──────── EXTRACTED INFORMATION ────────
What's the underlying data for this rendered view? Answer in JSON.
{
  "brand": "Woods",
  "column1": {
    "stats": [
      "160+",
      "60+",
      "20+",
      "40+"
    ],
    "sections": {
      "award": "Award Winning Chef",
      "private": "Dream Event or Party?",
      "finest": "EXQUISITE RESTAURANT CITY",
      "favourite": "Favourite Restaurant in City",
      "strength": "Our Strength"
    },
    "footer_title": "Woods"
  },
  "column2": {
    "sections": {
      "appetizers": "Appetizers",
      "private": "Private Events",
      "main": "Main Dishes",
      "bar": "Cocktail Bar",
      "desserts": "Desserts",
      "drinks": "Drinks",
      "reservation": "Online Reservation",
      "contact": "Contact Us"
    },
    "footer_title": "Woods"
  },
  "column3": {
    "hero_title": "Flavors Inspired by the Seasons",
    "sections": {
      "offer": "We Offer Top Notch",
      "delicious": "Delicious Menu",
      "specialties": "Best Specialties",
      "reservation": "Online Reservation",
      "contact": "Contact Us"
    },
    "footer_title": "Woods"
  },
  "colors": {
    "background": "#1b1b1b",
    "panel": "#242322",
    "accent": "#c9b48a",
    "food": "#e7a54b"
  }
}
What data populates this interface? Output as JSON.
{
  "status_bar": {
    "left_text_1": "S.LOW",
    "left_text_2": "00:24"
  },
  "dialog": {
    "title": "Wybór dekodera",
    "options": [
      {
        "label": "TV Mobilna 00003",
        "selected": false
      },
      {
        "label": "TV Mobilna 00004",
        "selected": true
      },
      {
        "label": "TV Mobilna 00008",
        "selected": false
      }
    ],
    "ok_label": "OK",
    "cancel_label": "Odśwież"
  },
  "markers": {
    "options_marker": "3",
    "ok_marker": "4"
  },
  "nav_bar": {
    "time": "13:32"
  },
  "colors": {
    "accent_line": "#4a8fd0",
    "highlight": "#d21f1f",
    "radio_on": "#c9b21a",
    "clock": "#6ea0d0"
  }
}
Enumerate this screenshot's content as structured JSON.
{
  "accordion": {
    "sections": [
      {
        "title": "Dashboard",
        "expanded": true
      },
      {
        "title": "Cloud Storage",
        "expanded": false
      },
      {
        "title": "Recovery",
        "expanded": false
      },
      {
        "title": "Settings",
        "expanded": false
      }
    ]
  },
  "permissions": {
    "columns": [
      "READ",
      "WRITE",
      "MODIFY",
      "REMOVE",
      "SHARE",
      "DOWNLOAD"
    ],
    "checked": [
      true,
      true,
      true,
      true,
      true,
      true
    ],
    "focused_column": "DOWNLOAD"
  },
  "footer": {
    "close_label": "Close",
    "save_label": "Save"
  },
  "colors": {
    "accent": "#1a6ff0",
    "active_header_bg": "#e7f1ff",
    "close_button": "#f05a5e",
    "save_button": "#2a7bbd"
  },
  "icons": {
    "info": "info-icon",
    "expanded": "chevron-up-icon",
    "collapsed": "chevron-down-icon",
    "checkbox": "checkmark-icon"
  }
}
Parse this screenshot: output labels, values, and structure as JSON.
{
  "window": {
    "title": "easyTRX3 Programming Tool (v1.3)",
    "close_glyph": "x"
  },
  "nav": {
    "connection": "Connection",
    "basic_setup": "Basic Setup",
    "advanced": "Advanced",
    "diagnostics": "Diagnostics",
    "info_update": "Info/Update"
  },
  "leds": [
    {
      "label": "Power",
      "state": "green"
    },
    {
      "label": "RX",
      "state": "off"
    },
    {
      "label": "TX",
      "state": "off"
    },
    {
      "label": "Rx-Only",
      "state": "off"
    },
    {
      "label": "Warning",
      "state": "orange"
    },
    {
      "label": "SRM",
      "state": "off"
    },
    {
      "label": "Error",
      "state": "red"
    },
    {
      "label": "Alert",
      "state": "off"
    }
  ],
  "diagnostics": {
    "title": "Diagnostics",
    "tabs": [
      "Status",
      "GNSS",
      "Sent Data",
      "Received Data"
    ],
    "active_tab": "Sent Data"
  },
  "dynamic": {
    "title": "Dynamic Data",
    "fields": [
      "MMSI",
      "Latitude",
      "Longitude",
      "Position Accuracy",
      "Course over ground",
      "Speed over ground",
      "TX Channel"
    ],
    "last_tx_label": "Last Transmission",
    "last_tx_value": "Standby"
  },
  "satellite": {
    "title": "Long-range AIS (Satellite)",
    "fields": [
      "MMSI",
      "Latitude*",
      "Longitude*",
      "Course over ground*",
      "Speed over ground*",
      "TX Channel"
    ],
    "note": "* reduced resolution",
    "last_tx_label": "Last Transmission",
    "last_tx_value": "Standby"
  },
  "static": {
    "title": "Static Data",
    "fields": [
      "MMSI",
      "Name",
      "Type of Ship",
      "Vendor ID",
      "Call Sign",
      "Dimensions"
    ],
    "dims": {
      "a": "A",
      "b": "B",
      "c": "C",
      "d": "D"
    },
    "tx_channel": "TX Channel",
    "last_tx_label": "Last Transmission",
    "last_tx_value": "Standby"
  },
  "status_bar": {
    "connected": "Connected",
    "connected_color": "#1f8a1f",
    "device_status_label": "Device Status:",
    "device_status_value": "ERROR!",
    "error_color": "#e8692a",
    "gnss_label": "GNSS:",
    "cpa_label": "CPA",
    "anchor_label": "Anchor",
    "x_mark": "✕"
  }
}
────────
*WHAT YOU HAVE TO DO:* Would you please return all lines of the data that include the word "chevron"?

*OUTPUT OF THE TASK:*
    "expanded": "chevron-up-icon",
    "collapsed": "chevron-down-icon",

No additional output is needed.